All part of one tapestry in life. The warp is our connection to the past and the future, and the weft is that which connects us now. The present.

There is a Maori whakatauki, Ka mua Ka muri, walking backwards into the future. It reminds us that we can learn from the past and it will help us deal with what lies ahead.

I guess the difficulty is that we often don’t see the relevance, meaning and importance of moments- until they have gone. This is why, however difficult it might be we have to accept the current moment for what it is- and to value it regardless. And whilst singularly our life might seem insignificant or unimportant, that it is part of something bigger, that we are part of something bigger.

Perhaps we are like firefly’s. Perhaps we light the way for others.

©Alison Jean Hankinson

Beyond the horizon…

It had been a long journey, her feet bore the bruised hallmarks of a difficult life, but still she walked on.

She knew that even if she could not reach the rich promises of the future on the horizon she could leave footprints for those who mattered to follow.

©Alison Jean Hankinson

Safe anchor…

It is easy to feel adrift when the world is so full of uncertainty.

Hold on to the treasured moments, the significant people, the precious memories and the valued places that have provided you with shelter through life’s storm. Let them be your anchor.

© Alison Jean Hankinson

That which drives us

I look around me as winter reaches its finale and I am mindful of the fragility of our current existence.

It should be what we have that drives us, not what we have not.

©Alison Jean Hankinson

Across the Bay

Brisk breeze beguiles  
Winter sun warms the weariest of souls. 
Across the bay snow atop the Langdales.
Gulls glide as eventide
Sheds a subtle ombre orange sunset glow across the sheltered sands.
Whisper me home.

© Alison Jean Hankinson

© Feature Image courtesy of Dave Hankinson

I thought I had it sussed but you don’t know what you don’t know.

Sometimes your life can change in a second. A split second.

FAITH that which anchors us.

There you are swimming along, taking in the scenery, drinking in the wonderful aroma of a rich fulfilling life, clear in the knowledge of who you are, where you are at and where you are heading for and then BOOM.

A split second, no time to weigh things up, stack odds against likelihoods decide on the most suitable path forward and … Just BOOM.

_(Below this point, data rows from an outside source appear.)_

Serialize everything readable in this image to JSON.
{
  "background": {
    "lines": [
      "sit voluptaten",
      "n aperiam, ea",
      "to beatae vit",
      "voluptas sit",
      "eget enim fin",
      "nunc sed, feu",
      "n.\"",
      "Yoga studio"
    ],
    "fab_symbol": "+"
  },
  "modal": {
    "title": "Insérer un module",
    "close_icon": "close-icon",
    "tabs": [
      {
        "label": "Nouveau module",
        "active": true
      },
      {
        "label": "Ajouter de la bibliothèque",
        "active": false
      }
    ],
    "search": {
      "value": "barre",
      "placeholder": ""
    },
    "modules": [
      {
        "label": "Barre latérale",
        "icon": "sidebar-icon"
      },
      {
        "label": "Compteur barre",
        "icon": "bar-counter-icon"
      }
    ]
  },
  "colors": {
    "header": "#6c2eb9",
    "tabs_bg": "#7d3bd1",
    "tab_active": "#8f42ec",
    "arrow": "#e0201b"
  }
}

FAITH that which anchors us.

In computer games, it is the moment when the screen says Game Over. You lost your final life, it wasn’t planned, it was some sneaky attack from nowhere, a slight slip of the thumb and the computer registered an 8 instead of a 7 and BOOM- game over. It wasn’t even intentional.

It is likely to be your own fault, a lapse in concentration, a misguided loyalty, a misunderstanding, too much haste in a too pressured job and that is it. Wiped out in a nanosecond. No insanity plea, no curtain call, just fingers gripping the edge hoping that you won’t fall, just silent prayers to an overworked God asking for forgiveness.

If you are lucky and your prayers are answered you will live to fight another day. You will be thankful, and kinder and maybe wiser and certainly more careful. You will always know and understand that everything can and does change in a split second for good or bad, better or worse and you will always know that the split-second can be at any moment in your life-that it is unlikely to have been planned, or heralded by omens and signs. Just BOOM.

FAITH that which anchors us.

© Alison Jean Hankinson